Lander did set a BAME target to increase from 15% to 25%; here are the actuals achieved in the past 4 years:
YEAR 1 – 35%
YEAR 2 – 55%
YEAR 3 – 40%
YEAR 4 – 64%
YEAR 5 – 59%
YEAR 6 – 53%
The company also set about trying to increase their female apprentices to 10% as their female operators and general employees, including agency, are at 43% female.
YEAR 1 – 3%
YEAR 2 – 3%
YEAR 3 – 4%
YEAR 4 – 7%
YEAR 5 – 0%
YEAR 6 – 5%
“This still continues to be a challenge, but we are actively engaging with local girls’ schools and initiatives such as GirlTech. Whilst we were conducting this level of monitoring, we realised that we were also increasing our neurodiverse apprentices and we are now capturing the data related to Single Parent Household and those that were in care,” explained Anita Davenport-Brooks, People Culture & Compliance Manager at Lander Group.
|SINGLE PARENT HOUSEHOLD||CARE||DIFFERING ABILITY|

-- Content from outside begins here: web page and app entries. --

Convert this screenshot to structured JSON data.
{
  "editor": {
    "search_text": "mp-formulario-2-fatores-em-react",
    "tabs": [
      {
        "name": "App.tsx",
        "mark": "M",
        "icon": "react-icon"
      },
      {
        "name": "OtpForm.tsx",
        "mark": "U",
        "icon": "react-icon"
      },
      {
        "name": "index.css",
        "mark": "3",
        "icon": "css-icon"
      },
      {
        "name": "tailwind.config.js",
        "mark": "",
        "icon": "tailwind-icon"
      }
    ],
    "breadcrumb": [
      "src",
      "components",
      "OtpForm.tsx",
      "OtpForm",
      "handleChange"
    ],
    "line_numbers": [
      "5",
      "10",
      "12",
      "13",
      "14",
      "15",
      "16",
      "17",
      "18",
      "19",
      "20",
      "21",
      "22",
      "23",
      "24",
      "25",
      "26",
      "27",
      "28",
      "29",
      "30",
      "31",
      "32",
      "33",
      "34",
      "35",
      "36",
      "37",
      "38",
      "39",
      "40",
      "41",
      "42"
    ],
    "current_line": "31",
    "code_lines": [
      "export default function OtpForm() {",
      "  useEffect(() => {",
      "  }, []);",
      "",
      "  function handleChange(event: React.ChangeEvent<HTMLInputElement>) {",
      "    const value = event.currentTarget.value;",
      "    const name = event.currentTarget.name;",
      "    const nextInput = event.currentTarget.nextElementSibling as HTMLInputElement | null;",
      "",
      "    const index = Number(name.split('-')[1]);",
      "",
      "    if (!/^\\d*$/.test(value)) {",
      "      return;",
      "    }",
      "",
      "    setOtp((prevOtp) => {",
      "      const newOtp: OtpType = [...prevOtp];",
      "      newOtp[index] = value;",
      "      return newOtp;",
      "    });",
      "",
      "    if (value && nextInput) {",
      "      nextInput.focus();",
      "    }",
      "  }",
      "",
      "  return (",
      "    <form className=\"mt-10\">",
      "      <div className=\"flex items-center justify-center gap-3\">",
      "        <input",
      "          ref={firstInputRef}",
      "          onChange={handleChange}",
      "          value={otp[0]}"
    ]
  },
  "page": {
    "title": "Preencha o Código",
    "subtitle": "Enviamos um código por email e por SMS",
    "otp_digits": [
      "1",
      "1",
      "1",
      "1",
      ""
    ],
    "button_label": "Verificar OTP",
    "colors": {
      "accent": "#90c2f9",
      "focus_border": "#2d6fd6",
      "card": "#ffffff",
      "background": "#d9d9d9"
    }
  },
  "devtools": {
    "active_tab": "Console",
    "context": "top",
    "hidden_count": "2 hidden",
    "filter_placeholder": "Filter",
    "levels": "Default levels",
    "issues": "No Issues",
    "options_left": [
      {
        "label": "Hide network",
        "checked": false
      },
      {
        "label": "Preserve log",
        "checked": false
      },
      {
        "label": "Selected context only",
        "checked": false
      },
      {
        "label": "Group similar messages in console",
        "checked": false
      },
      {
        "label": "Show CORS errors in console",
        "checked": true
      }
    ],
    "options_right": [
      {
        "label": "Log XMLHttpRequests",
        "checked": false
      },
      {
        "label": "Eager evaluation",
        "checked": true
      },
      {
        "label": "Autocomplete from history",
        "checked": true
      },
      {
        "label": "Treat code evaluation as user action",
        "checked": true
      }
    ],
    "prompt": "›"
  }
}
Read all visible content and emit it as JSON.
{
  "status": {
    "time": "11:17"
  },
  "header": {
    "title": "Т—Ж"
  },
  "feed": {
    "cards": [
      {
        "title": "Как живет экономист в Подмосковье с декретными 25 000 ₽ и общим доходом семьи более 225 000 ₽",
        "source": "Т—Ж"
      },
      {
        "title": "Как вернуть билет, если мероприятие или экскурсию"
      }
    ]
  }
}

Siemens is also another company who has continued its drive to increase the number of women in manufacturing with a recruitment event to spot the STEM talent of the future. Sarah Black-Smith, Head of Factory Operations at Siemens Congleton explained: “We are really keen to encourage more women and people from minority groups to join the manufacturing sector. Our programme supporting STEM in schools, our education website, SeeMe (where 70% felt inspired to pursue a career in STEM, compared with 38% prior to the site’s launch), and events such as Women in STEM at our Manchester office are aimed at this.
“I was delighted to take part in our Women in STEM event, meeting amazing female STEM students. Women only make up 24% of the STEM workforce in the UK. The event fast tracked 33 students into early career opportunities across our businesses. In 2021, our virtual work experience programme attracted 500 participants – 45% female and 60.3% BAME representation. We also use an augmented writing tool to ensure all our job postings use diverse and inclusive language.
“We also offer flexible working options to be more inclusive. Siemens is also Part of MAKE UK ED&I working group and the Apprenticeships Diversity Champions Network, and we chair the Women in STEM working group.”
It’s clear to see that if we truly want equality in our workplaces, then everyone has to be willing to speak about it. Diversity and inclusion initiatives are for everyone. Change happens when we’re all pushing together. As Rosa said in our discussion: “Never forget the power of peer pressure and visibility.”
While this article focuses on celebrating the voices of women in the manufacturing sector, at The Manufacturer we want to champion all underrepresented voices in the industry. If you have a story to tell, please get in touch with Lanna Deamer – [email protected]